◆ **Work item**
Output the entries as they appear, skipping images.

◆ **Input**
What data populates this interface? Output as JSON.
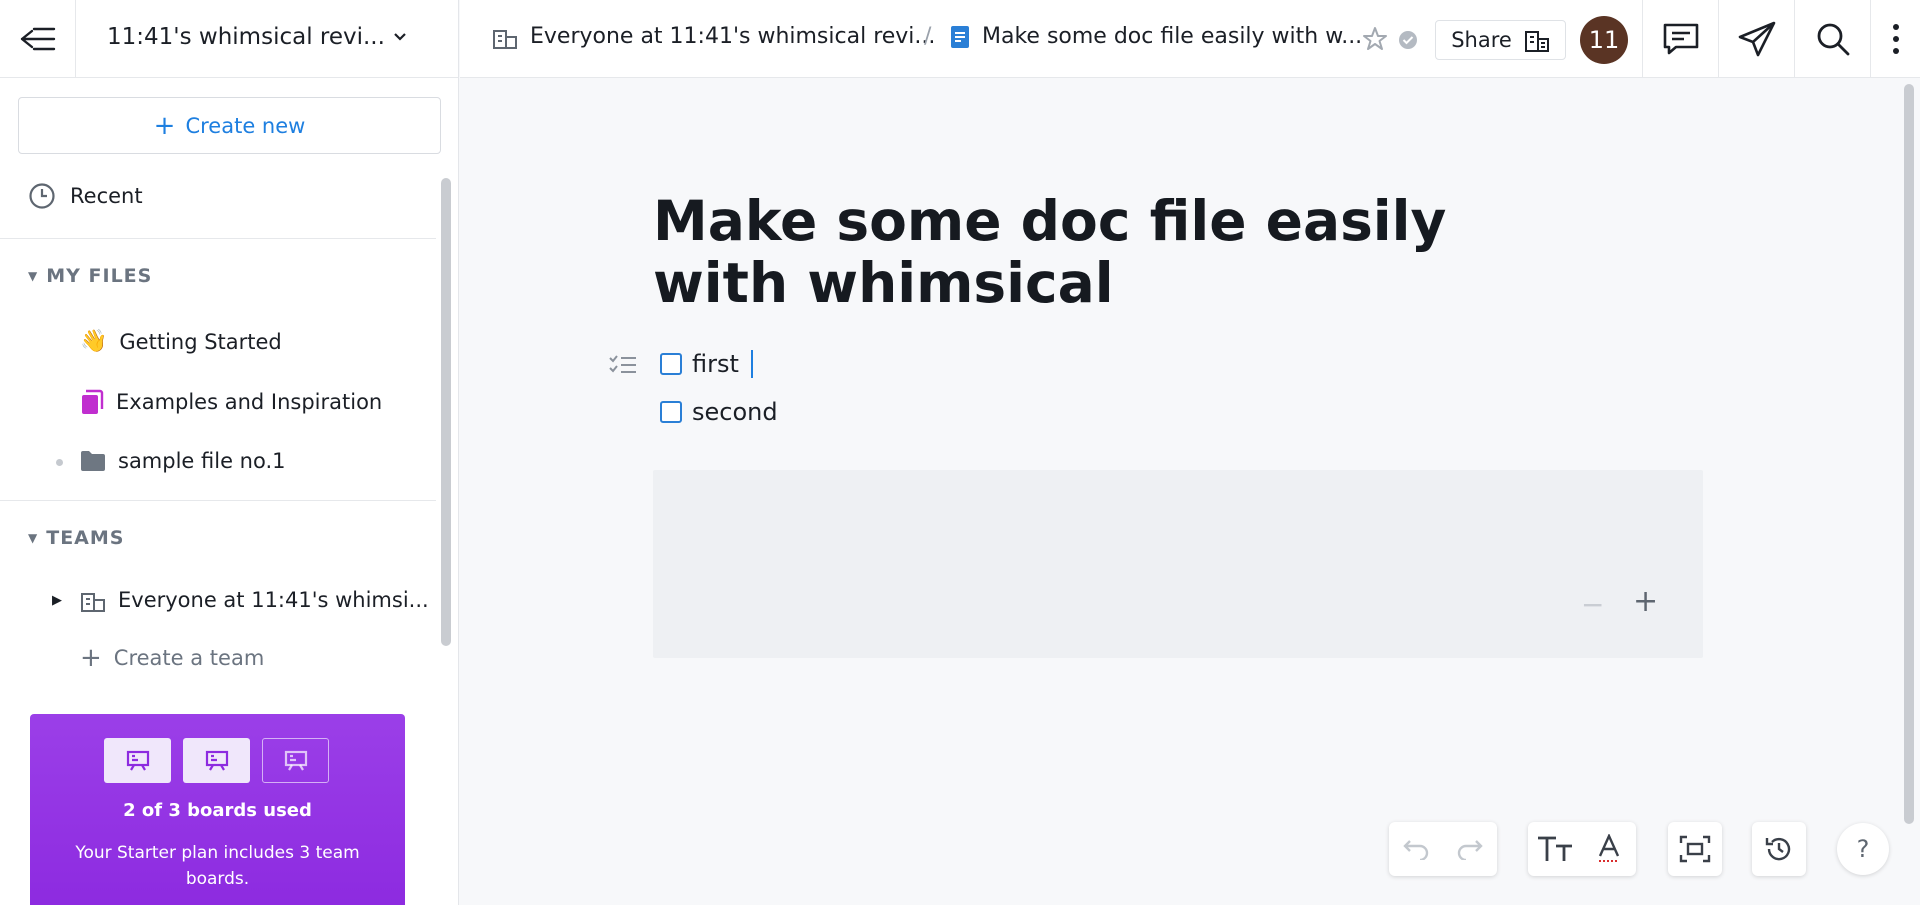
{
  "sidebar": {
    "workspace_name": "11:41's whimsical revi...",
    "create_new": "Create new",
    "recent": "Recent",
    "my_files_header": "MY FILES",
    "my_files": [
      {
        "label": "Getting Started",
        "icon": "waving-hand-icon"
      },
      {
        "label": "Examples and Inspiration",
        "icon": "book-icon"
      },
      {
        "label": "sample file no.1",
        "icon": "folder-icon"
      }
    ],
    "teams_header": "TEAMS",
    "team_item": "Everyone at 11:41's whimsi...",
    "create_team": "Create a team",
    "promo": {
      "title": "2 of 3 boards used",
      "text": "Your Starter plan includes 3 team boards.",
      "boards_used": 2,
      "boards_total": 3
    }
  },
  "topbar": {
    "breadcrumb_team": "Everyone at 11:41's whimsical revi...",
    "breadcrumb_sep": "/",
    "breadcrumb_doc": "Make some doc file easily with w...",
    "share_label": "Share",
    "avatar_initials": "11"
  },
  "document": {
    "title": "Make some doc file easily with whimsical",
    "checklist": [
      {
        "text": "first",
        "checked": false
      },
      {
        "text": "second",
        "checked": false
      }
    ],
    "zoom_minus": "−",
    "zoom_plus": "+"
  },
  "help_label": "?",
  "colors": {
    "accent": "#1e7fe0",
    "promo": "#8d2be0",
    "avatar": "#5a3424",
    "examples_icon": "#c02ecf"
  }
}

◆ **Solution to this task**
What data populates this interface? Output as JSON.
{
  "sidebar": {
    "workspace_name": "11:41's whimsical revi...",
    "create_new": "Create new",
    "recent": "Recent",
    "my_files_header": "MY FILES",
    "my_files": [
      {
        "label": "Getting Started",
        "icon": "waving-hand-icon"
      },
      {
        "label": "Examples and Inspiration",
        "icon": "book-icon"
      },
      {
        "label": "sample file no.1",
        "icon": "folder-icon"
      }
    ],
    "teams_header": "TEAMS",
    "team_item": "Everyone at 11:41's whimsi...",
    "create_team": "Create a team",
    "promo": {
      "title": "2 of 3 boards used",
      "text": "Your Starter plan includes 3 team boards.",
      "boards_used": 2,
      "boards_total": 3
    }
  },
  "topbar": {
    "breadcrumb_team": "Everyone at 11:41's whimsical revi...",
    "breadcrumb_sep": "/",
    "breadcrumb_doc": "Make some doc file easily with w...",
    "share_label": "Share",
    "avatar_initials": "11"
  },
  "document": {
    "title": "Make some doc file easily with whimsical",
    "checklist": [
      {
        "text": "first",
        "checked": false
      },
      {
        "text": "second",
        "checked": false
      }
    ],
    "zoom_minus": "−",
    "zoom_plus": "+"
  },
  "help_label": "?",
  "colors": {
    "accent": "#1e7fe0",
    "promo": "#8d2be0",
    "avatar": "#5a3424",
    "examples_icon": "#c02ecf"
  }
}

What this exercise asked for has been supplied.